The next few steps I really wanted to get pictures of, but this isn't really possible without another person helping you out. And because I had just downed a bowl of chili, no one was willing to help me with this. The reason why this is so difficult to pull off is that the curing time of the resin mix is about 60 seconds. No, I'm not kidding. If you're not quick enough, you'll be pouring your mix out of the cup...and well:
No Comic Relief Intended; This Actually Happened...

So explaining in as much detail as possible, take both of your measuring cups with equal parts A and B and pour them into a larger mixing cup. From this point on, it's a race to the finish line; you have around 60secs to get things right.

Quickly and thoroughly mix your liquids together to make sure there are no "swirls" in it; so that we have a solid color of liquid.
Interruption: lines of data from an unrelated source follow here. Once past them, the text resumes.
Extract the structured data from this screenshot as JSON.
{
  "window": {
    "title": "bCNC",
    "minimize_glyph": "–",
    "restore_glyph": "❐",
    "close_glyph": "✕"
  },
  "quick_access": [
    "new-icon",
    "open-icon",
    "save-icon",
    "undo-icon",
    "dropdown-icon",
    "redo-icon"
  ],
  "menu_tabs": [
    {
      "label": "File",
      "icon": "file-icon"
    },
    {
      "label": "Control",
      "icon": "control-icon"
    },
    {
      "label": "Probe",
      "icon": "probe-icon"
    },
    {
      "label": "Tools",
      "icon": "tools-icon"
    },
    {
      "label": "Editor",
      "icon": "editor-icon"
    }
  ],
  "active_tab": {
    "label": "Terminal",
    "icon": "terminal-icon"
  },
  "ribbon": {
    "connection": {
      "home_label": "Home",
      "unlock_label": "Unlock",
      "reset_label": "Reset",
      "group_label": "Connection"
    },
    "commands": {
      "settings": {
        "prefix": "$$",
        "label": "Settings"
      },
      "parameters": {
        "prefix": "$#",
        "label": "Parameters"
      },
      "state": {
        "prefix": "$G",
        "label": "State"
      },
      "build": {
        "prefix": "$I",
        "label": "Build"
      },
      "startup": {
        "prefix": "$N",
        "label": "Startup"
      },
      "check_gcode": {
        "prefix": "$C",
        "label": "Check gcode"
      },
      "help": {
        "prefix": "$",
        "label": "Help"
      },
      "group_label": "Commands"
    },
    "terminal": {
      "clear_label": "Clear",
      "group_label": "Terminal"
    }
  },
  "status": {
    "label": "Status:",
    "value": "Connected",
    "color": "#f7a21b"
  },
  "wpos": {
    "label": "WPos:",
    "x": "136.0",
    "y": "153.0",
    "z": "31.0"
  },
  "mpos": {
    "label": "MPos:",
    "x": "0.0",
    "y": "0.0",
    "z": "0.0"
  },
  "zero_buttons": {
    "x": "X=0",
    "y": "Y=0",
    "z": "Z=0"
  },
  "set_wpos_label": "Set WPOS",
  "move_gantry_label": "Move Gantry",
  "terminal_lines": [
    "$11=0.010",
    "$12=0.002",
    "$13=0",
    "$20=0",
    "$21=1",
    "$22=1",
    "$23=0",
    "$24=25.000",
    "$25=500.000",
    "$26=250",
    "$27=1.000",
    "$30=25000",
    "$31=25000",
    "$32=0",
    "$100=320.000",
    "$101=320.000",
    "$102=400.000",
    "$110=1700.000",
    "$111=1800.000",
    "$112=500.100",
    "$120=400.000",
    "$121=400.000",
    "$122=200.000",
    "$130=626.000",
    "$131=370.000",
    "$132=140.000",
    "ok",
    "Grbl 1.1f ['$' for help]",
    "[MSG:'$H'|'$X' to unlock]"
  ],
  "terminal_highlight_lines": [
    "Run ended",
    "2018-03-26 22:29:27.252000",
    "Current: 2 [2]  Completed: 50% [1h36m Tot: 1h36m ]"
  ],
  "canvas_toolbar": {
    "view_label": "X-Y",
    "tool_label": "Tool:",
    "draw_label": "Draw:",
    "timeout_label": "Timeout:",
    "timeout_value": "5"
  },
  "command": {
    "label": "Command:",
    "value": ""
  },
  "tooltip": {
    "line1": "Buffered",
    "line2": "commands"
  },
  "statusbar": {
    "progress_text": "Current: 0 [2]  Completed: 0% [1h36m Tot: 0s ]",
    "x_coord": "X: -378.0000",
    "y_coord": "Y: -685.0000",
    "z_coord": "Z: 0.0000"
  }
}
After this is accomplished, take your mold and tilt it slightly as you poor in your resin mix. This will help eliminate possible air bubbles that can occur. When pouring your mixture, I would suggest wearing latex gloves or something to that affect as this stuff can be messy. Once you've got your mold filled, it's good to have a backup mold you can pour excess resin mix into so you're not wasting any. I set aside some molds, but typically end up filling the one on the far left I created to make more bases:

Once you've got your mix in your cast, you'll begin to see the mix completely-solidifying in a matter of minutes:

For a cast to be ready to be removed, you'll need to wait anywhere from 5-15mins depending on how big your model is. I tend to wait a half hour regardless just to be safe. Once our new AdMech symbol looks ready to go, we'll remove it in the same manner we did with the original:

You'll notice I still had some issues with air bubbles on this one. I'm still experimenting on ways to eliminate or reduce air bubbles for both molds and resin pouring. But until then, we'll shave down the indentions and we'll use GS to fill in these gaps:

We now have a perfect duplicate from our original, ready to make models for the history books!

As always if you have any questions at all, feel free to post a comment or email me at Sinaura40k(at)gmail(dot)com.

TLDR Version: This whole post is the TLDR Version.

Until next time.

~Lantz aka Sinaura


  1. I've found that lightly powdering the mold with talcum powder before pouring the resin will greatly reduce the bubbles in the final product.

  2. Avoiding the "above method" when making the mold, and using vaseline or talcum powder when casting it's pretty much the key to get rid of the bubbles. And hitting the table or tilting the mould when casting. ;D

  3. not just that. Agitating the mould works wonders. You can lightly tap on the surface near the mould or you can use a cheap electric toothbrush/lolypop to get the air bubbles out. I hear blowing helps to make pressure that releases the bubbles. I am not sure if it has to do with surface tension or what not, but taping and agitation works really well. The talcum I have never used.